Two life-sized statues of Mary and Joseph that stood outside an Edmonton monastery for more than 90 years are now welcoming visitors to St. Joseph Catholic High School.
“It’s really great to see the statues here. It just gives me hope and reminds me to always be faithful to God and that whatever problems I have, there’s a God who can always help me,” said Shaun Romano, a Grade 12 student who was among more than 30 students and staff at the May 29th ceremony.
It’s a salvage and restoration project that relied exclusively on volunteers, including Brad Koshka, a principal at St. Joe’s.
“Everything that our Blessed Mother and St. Joseph stand for is really what lives within this school, and to have these statues on site completes the picture,” Koshka said.
“It’s really a sense of peace when you walk up to this building to know that you’re walking into a faith-based experience that welcomes everyone.”
Each of the concrete statues is more than a hundred years old, and originally belonged to Sisters of the Precious Blood monastery in west Edmonton. The monastery closed in 2012 after more than 90 years.
The statues remained there until 2017, when the land was sold. A new home had to be found, or the statues would be demolished.
That’s when the Edmonton Archdiocese offered to donate the statues to St. Joseph’s, said Father Dean Dowle, the district chaplain for Edmonton Catholic Schools.
Dowle said blessing the statues at the school serves as a strong reminder of the relationship that students and teachers have with God.
“If they can respect something that represents God, then it serves as a reminder that they can respect one another, who were also made in the image of God,” he said.
Sister Consolata, a former resident of the monastery, said she’s pleased with the move.
However, getting the statues to the school wasn’t easy. Each of the concrete figures was pinned to the ground by concrete and rebar. The statue of Mary weighs approximately 2,700 pounds and the statue of Joseph more than 3,600 pounds.
Koshka said “it was a lot of work to be able to get them out here, to dig them out of where they were and to have them transported and to convince people to use their equipment, but it’s been a blessing.”
At first, Koshka and Hugh MacDonald — another principal at St. Joseph’s — spent weekends trying to dig the statues out of the ground by hand before they decided to rent a backhoe, their only expense.
“It wasn’t as quick a job as we thought, but it was well worth it in every way, shape and form,” said MacDonald. “And then watching Brad try to learn how to use it was quite amusing!”
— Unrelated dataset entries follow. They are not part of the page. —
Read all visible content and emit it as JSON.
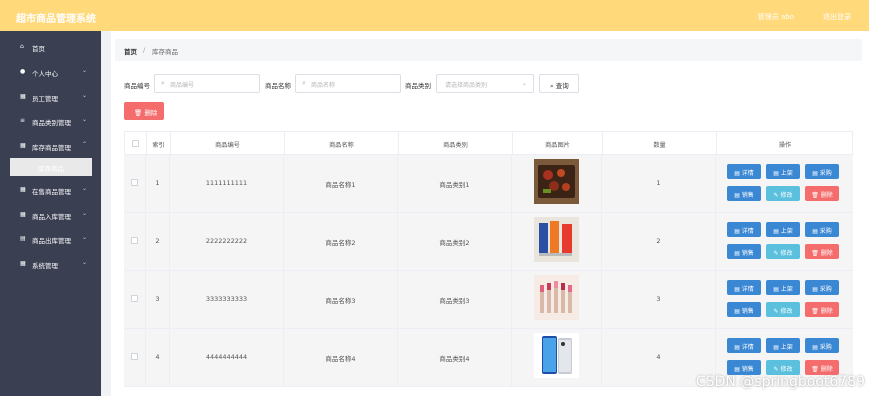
{
  "header": {
    "title": "超市商品管理系统",
    "user": "管理员 abo",
    "logout": "退出登录"
  },
  "sidebar": {
    "items": [
      {
        "label": "首页",
        "icon": "home-icon"
      },
      {
        "label": "个人中心",
        "icon": "user-icon"
      },
      {
        "label": "员工管理",
        "icon": "grid-icon"
      },
      {
        "label": "商品类别管理",
        "icon": "list-icon"
      },
      {
        "label": "库存商品管理",
        "icon": "grid-icon"
      },
      {
        "label": "在售商品管理",
        "icon": "grid-icon"
      },
      {
        "label": "商品入库管理",
        "icon": "grid-icon"
      },
      {
        "label": "商品出库管理",
        "icon": "storage-icon"
      },
      {
        "label": "系统管理",
        "icon": "grid-icon"
      }
    ],
    "active_sub": "库存商品"
  },
  "breadcrumb": {
    "home": "首页",
    "sep": "/",
    "current": "库存商品"
  },
  "filters": {
    "code_label": "商品编号",
    "code_placeholder": "商品编号",
    "name_label": "商品名称",
    "name_placeholder": "商品名称",
    "cat_label": "商品类别",
    "cat_placeholder": "请选择商品类别",
    "query": "查询"
  },
  "toolbar": {
    "delete": "删除"
  },
  "table": {
    "headers": [
      "索引",
      "商品编号",
      "商品名称",
      "商品类别",
      "商品图片",
      "数量",
      "操作"
    ],
    "rows": [
      {
        "idx": "1",
        "code": "1111111111",
        "name": "商品名称1",
        "cat": "商品类别1",
        "qty": "1"
      },
      {
        "idx": "2",
        "code": "2222222222",
        "name": "商品名称2",
        "cat": "商品类别2",
        "qty": "2"
      },
      {
        "idx": "3",
        "code": "3333333333",
        "name": "商品名称3",
        "cat": "商品类别3",
        "qty": "3"
      },
      {
        "idx": "4",
        "code": "4444444444",
        "name": "商品名称4",
        "cat": "商品类别4",
        "qty": "4"
      }
    ],
    "actions": {
      "detail": "详情",
      "shelf": "上架",
      "purchase": "采购",
      "sell": "销售",
      "edit": "修改",
      "delete": "删除"
    }
  },
  "watermark": "CSDN @springboot6789",
  "colors": {
    "header": "#ffd97a",
    "sidebar": "#3a3f52",
    "blue": "#3a87d4",
    "teal": "#5bc0de",
    "red": "#f56c6c"
  }
}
Koshka said his best friend helped lift and move the statues with a small crane.
“I said, ‘Listen, I know you run a commercial contracting company, is there any way that you can help us out? And by the way, we need to do it for free!’” said Koshka.
The statues were placed at their new home in October 2017 and repainted, but school staff weren’t able to complete the landscaping — surrounding each statue with mulch and stones — before winter.
The school also plans to add benches and fences around the statues.
“I think it’s good that they’re preserved, because even though I’m not Catholic, I like to be exposed to different religions,” said Grade 11 student Shyia Gray. “I’m open to that sort of thing.”
MacDonald, who retired in May, and said it was important for him to see the project to completion.
“You don’t have that many opportunities in your life to provide a resource to a school or institution that follows the same faith lines as you do.”
School staff feared that the statues might be vandalized. Instead, a rosary was hung on the statue of Mary and a mat was placed in front of her for those who wanted to pray.
“I think some of our evening staff actually use that for evening prayer, before they come back for custodial work,” Koshka said. “We didn’t expect that there would be the number of people that would come by and actually pray in front of Mary.”
As for the students, MacDonald said they’ve “always been nothing but respectful.”